Project Managing Your Health and Fitness - The Key to Success

Published: 16-02-2015  | Updated: 31-12-2015

Project Management Fitness

Project management is a discipline that puts you in control, removes ambiguity and maximises your chances of success. Whilst many people associate ‘Project Management’ with work, we think there’s lots that can be applied to your health and fitness training too.

Part of the reason that many people are so unsatisfied with their body or health is because they’re not clear on what it is they want to achieve, or if they are, they have no plan on how to get there or measure progress.

At Fitstream, we know a thing or two about project management, having run projects for some of the worlds biggest brands. We’ve taken 7 basic principles of project management and offer them as a guide to help with your health and fitness training.

1. Reject aimlessness

Meandering along without a plan or goals removes purpose and is a common cause for a lack of progress. Acknowledge your health and fitness training as a project, and that it matters enough to be treated as one.

2. Become a leader

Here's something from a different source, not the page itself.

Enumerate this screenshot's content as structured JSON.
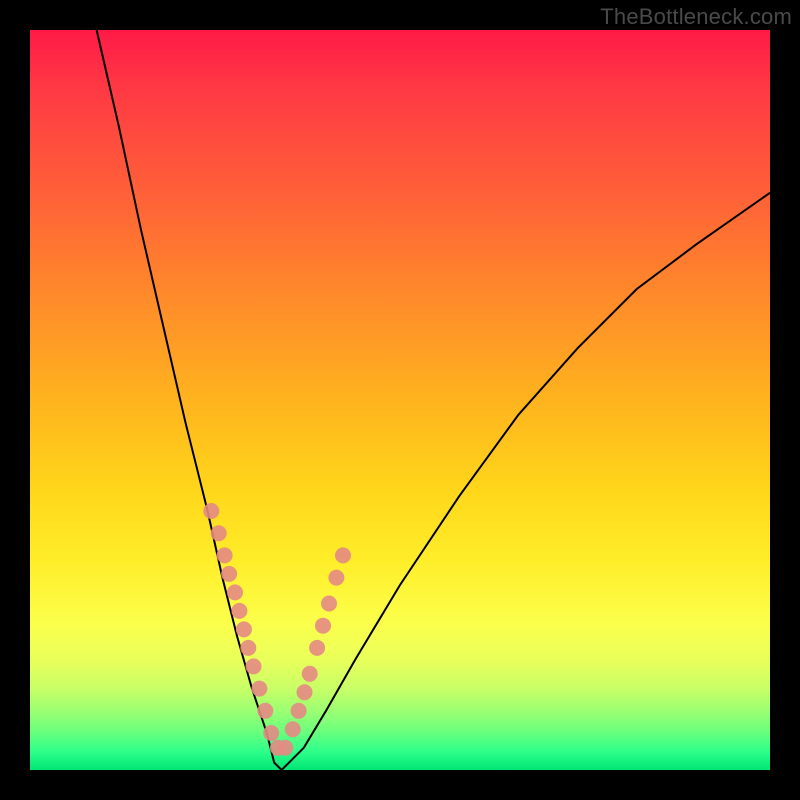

Every project needs a leader. Someone who drives progress forward, is accountable and takes responsibility. For this project, this is you.

You are the only person who can guarantee success so reject excuses and focus on moving forward and taking ownership.

Make your pledge to transform.

3. Create a plan

This stage is really about acknowledging what you want to achieve and putting in place the actions on how you’ll get there. Capture what it is you expect of yourself, where you want to be and in what time frame. Getting everything written down is incredibly empowering.

The key questions to ask yourself include;

  • Do you have clear objectives on what you want to achieve? 
  • Have you identified an approach to best meet these objectives? 
  • Have you broken your approach up into an action plan? 
  • Have you checked “Lessons Learned” from previous projects (see step 7)? 
  • Do you know how you will track progress? 

You can read our article on fitness planning for more information on how to create a fitness plan.

4. Tell people what you’re going to do

Your project is now real. It has objectives, actions, and a timeline. Now it’s time to share it with your friends and family.

Sharing your project with others increases your chances of success (1) and adds to your personal accountability.

Our article on how to write a progress posts is useful for inspiration on how to share your progress with the world. 

5. Keep track of progress

Maintain a journal or notebook. This serves as a record of your training and diet and helps you to understand how your body is changing in response to your lifestyle.

Your journal also becomes a great source of motivation and is useful for when you start your next fitness project, where you can use the information to refine your plan.

You’ll find the following Fitstream articles useful when considering how to track your progress;

6. Be resilient

Your plan is essential, but it won’t work. Not exactly as planned anyway. And that’s fine. A plan is a guiding framework, a visualisation of how you’re working towards the body you want to build.

Workouts will be missed. Progress will ebb and flow. Life will get in the way.

The plan is your yardstick that you measure against. Simply review the plan, assess your progress, and adapt it to suit the current situation. Think of your plans as a continuously evolving frame to help you get to where you want to be.

7. Wrap your project up

When you’ve achieved your goal or project fitness has come to an end it’s time to close it off and perform a mini retrospective.

Take the time to look through your journal and see how far you’ve come. What worked for you, or perhaps didn’t work so well? What would you do differently next time? Make sure that you keep a record of these 'Lessons Learned' to help you with the next project.


We believe that by applying some basic principles of project management to your health and fitness that you will improve your chances of success. That you’ll be clearer on your goals, create a realistic plan on how to get there and more motivated to stay the course.

Why not start your own new Project Fitness today?

As an excellent tool to help you on your new journey, check out our free Fitness Journaling app. Thousands of Fitstream users are tracking their progress, staying accountable and creating powerful motivation using it right now.

fitness journal



  1. M. Deutsch and H. B. Gerard (1955). ‘A Study of Normative and Information Social Influences Upon Individual Judgement’. Journal of Abnormal and Social Psychology, 51, pages 629-36.


Always consult your GP before undertaking any form of weight loss, fitness or exercise.